RECORDED INFORMATION –
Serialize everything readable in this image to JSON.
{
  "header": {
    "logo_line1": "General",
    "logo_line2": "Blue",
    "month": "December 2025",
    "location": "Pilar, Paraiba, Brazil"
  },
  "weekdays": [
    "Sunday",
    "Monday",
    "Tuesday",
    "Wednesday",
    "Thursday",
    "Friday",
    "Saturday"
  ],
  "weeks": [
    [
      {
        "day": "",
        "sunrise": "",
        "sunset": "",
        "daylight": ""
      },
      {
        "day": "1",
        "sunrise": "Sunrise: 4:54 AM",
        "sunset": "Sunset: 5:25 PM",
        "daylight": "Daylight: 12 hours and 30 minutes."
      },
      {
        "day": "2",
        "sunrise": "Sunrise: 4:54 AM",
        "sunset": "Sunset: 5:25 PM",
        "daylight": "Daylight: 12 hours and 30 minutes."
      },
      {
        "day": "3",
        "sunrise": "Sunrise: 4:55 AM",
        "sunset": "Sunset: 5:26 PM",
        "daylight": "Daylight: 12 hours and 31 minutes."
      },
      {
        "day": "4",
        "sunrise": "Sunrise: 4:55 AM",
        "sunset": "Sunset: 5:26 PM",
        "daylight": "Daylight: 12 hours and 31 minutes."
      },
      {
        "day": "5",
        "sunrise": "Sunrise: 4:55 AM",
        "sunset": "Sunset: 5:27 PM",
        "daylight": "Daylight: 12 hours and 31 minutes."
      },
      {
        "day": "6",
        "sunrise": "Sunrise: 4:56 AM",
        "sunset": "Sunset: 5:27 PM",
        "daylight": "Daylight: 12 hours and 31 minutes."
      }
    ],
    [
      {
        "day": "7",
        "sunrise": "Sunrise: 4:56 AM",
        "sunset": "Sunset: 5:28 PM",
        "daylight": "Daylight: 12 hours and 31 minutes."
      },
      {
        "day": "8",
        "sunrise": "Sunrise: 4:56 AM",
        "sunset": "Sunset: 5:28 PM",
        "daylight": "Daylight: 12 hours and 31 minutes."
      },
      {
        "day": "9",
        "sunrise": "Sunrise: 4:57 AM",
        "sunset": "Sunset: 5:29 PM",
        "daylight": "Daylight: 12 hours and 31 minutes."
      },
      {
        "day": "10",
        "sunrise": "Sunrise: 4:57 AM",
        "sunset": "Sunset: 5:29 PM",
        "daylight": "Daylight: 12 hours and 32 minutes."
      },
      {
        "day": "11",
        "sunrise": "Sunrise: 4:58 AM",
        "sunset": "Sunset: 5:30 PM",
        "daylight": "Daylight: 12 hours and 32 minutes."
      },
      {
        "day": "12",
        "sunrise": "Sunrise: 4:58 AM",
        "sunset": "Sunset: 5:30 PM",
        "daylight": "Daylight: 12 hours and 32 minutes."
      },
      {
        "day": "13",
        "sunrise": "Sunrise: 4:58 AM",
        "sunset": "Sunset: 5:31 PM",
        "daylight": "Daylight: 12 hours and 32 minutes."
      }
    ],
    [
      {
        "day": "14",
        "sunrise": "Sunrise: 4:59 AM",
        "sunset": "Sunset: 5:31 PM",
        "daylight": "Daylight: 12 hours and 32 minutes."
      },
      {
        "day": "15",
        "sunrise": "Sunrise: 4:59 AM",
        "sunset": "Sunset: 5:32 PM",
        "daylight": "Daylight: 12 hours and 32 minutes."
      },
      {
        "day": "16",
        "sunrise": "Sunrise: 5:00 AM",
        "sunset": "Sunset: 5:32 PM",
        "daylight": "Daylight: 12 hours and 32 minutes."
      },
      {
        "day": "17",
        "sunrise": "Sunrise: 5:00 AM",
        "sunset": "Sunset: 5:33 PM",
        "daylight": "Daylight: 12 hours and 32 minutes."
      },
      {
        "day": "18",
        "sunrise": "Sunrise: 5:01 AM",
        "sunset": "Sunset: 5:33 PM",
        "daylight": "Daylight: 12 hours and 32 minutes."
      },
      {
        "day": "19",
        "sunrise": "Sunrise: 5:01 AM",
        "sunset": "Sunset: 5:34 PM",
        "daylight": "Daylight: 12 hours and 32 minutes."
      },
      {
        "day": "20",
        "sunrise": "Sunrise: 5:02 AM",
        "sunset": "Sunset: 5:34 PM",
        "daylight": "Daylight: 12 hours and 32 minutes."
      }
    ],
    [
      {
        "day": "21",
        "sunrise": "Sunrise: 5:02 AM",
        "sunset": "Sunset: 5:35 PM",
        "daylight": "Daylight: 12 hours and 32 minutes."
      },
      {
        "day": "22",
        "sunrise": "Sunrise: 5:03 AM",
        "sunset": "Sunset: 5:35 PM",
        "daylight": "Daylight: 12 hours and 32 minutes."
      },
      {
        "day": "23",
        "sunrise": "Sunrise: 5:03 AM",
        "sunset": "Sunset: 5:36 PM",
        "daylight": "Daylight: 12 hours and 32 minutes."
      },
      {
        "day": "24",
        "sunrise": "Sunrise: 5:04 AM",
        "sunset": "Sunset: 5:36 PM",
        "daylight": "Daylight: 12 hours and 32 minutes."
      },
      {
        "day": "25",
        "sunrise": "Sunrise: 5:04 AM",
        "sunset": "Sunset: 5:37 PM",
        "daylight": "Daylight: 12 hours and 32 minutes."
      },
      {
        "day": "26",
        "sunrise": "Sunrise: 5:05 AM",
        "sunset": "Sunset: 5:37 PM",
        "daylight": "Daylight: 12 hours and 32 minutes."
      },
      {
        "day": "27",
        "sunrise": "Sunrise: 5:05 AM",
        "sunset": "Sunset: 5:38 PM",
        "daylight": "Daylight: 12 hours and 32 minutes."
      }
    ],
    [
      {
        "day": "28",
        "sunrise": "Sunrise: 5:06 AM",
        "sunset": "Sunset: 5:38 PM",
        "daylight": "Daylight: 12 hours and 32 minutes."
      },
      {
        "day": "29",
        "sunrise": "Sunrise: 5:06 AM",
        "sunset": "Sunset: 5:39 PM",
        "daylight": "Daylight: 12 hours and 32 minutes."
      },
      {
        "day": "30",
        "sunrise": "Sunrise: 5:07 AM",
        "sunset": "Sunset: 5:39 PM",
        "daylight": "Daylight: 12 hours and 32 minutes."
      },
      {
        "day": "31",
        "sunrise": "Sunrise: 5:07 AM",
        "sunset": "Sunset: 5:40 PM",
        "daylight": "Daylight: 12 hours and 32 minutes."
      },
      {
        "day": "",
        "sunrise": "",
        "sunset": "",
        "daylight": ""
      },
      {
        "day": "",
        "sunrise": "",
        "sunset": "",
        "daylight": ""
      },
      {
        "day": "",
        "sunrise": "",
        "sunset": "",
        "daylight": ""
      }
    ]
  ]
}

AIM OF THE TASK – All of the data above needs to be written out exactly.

TASK OUTPUT –
Serialize everything readable in this image to JSON.
{
  "header": {
    "logo_line1": "General",
    "logo_line2": "Blue",
    "month": "December 2025",
    "location": "Pilar, Paraiba, Brazil"
  },
  "weekdays": [
    "Sunday",
    "Monday",
    "Tuesday",
    "Wednesday",
    "Thursday",
    "Friday",
    "Saturday"
  ],
  "weeks": [
    [
      {
        "day": "",
        "sunrise": "",
        "sunset": "",
        "daylight": ""
      },
      {
        "day": "1",
        "sunrise": "Sunrise: 4:54 AM",
        "sunset": "Sunset: 5:25 PM",
        "daylight": "Daylight: 12 hours and 30 minutes."
      },
      {
        "day": "2",
        "sunrise": "Sunrise: 4:54 AM",
        "sunset": "Sunset: 5:25 PM",
        "daylight": "Daylight: 12 hours and 30 minutes."
      },
      {
        "day": "3",
        "sunrise": "Sunrise: 4:55 AM",
        "sunset": "Sunset: 5:26 PM",
        "daylight": "Daylight: 12 hours and 31 minutes."
      },
      {
        "day": "4",
        "sunrise": "Sunrise: 4:55 AM",
        "sunset": "Sunset: 5:26 PM",
        "daylight": "Daylight: 12 hours and 31 minutes."
      },
      {
        "day": "5",
        "sunrise": "Sunrise: 4:55 AM",
        "sunset": "Sunset: 5:27 PM",
        "daylight": "Daylight: 12 hours and 31 minutes."
      },
      {
        "day": "6",
        "sunrise": "Sunrise: 4:56 AM",
        "sunset": "Sunset: 5:27 PM",
        "daylight": "Daylight: 12 hours and 31 minutes."
      }
    ],
    [
      {
        "day": "7",
        "sunrise": "Sunrise: 4:56 AM",
        "sunset": "Sunset: 5:28 PM",
        "daylight": "Daylight: 12 hours and 31 minutes."
      },
      {
        "day": "8",
        "sunrise": "Sunrise: 4:56 AM",
        "sunset": "Sunset: 5:28 PM",
        "daylight": "Daylight: 12 hours and 31 minutes."
      },
      {
        "day": "9",
        "sunrise": "Sunrise: 4:57 AM",
        "sunset": "Sunset: 5:29 PM",
        "daylight": "Daylight: 12 hours and 31 minutes."
      },
      {
        "day": "10",
        "sunrise": "Sunrise: 4:57 AM",
        "sunset": "Sunset: 5:29 PM",
        "daylight": "Daylight: 12 hours and 32 minutes."
      },
      {
        "day": "11",
        "sunrise": "Sunrise: 4:58 AM",
        "sunset": "Sunset: 5:30 PM",
        "daylight": "Daylight: 12 hours and 32 minutes."
      },
      {
        "day": "12",
        "sunrise": "Sunrise: 4:58 AM",
        "sunset": "Sunset: 5:30 PM",
        "daylight": "Daylight: 12 hours and 32 minutes."
      },
      {
        "day": "13",
        "sunrise": "Sunrise: 4:58 AM",
        "sunset": "Sunset: 5:31 PM",
        "daylight": "Daylight: 12 hours and 32 minutes."
      }
    ],
    [
      {
        "day": "14",
        "sunrise": "Sunrise: 4:59 AM",
        "sunset": "Sunset: 5:31 PM",
        "daylight": "Daylight: 12 hours and 32 minutes."
      },
      {
        "day": "15",
        "sunrise": "Sunrise: 4:59 AM",
        "sunset": "Sunset: 5:32 PM",
        "daylight": "Daylight: 12 hours and 32 minutes."
      },
      {
        "day": "16",
        "sunrise": "Sunrise: 5:00 AM",
        "sunset": "Sunset: 5:32 PM",
        "daylight": "Daylight: 12 hours and 32 minutes."
      },
      {
        "day": "17",
        "sunrise": "Sunrise: 5:00 AM",
        "sunset": "Sunset: 5:33 PM",
        "daylight": "Daylight: 12 hours and 32 minutes."
      },
      {
        "day": "18",
        "sunrise": "Sunrise: 5:01 AM",
        "sunset": "Sunset: 5:33 PM",
        "daylight": "Daylight: 12 hours and 32 minutes."
      },
      {
        "day": "19",
        "sunrise": "Sunrise: 5:01 AM",
        "sunset": "Sunset: 5:34 PM",
        "daylight": "Daylight: 12 hours and 32 minutes."
      },
      {
        "day": "20",
        "sunrise": "Sunrise: 5:02 AM",
        "sunset": "Sunset: 5:34 PM",
        "daylight": "Daylight: 12 hours and 32 minutes."
      }
    ],
    [
      {
        "day": "21",
        "sunrise": "Sunrise: 5:02 AM",
        "sunset": "Sunset: 5:35 PM",
        "daylight": "Daylight: 12 hours and 32 minutes."
      },
      {
        "day": "22",
        "sunrise": "Sunrise: 5:03 AM",
        "sunset": "Sunset: 5:35 PM",
        "daylight": "Daylight: 12 hours and 32 minutes."
      },
      {
        "day": "23",
        "sunrise": "Sunrise: 5:03 AM",
        "sunset": "Sunset: 5:36 PM",
        "daylight": "Daylight: 12 hours and 32 minutes."
      },
      {
        "day": "24",
        "sunrise": "Sunrise: 5:04 AM",
        "sunset": "Sunset: 5:36 PM",
        "daylight": "Daylight: 12 hours and 32 minutes."
      },
      {
        "day": "25",
        "sunrise": "Sunrise: 5:04 AM",
        "sunset": "Sunset: 5:37 PM",
        "daylight": "Daylight: 12 hours and 32 minutes."
      },
      {
        "day": "26",
        "sunrise": "Sunrise: 5:05 AM",
        "sunset": "Sunset: 5:37 PM",
        "daylight": "Daylight: 12 hours and 32 minutes."
      },
      {
        "day": "27",
        "sunrise": "Sunrise: 5:05 AM",
        "sunset": "Sunset: 5:38 PM",
        "daylight": "Daylight: 12 hours and 32 minutes."
      }
    ],
    [
      {
        "day": "28",
        "sunrise": "Sunrise: 5:06 AM",
        "sunset": "Sunset: 5:38 PM",
        "daylight": "Daylight: 12 hours and 32 minutes."
      },
      {
        "day": "29",
        "sunrise": "Sunrise: 5:06 AM",
        "sunset": "Sunset: 5:39 PM",
        "daylight": "Daylight: 12 hours and 32 minutes."
      },
      {
        "day": "30",
        "sunrise": "Sunrise: 5:07 AM",
        "sunset": "Sunset: 5:39 PM",
        "daylight": "Daylight: 12 hours and 32 minutes."
      },
      {
        "day": "31",
        "sunrise": "Sunrise: 5:07 AM",
        "sunset": "Sunset: 5:40 PM",
        "daylight": "Daylight: 12 hours and 32 minutes."
      },
      {
        "day": "",
        "sunrise": "",
        "sunset": "",
        "daylight": ""
      },
      {
        "day": "",
        "sunrise": "",
        "sunset": "",
        "daylight": ""
      },
      {
        "day": "",
        "sunrise": "",
        "sunset": "",
        "daylight": ""
      }
    ]
  ]
}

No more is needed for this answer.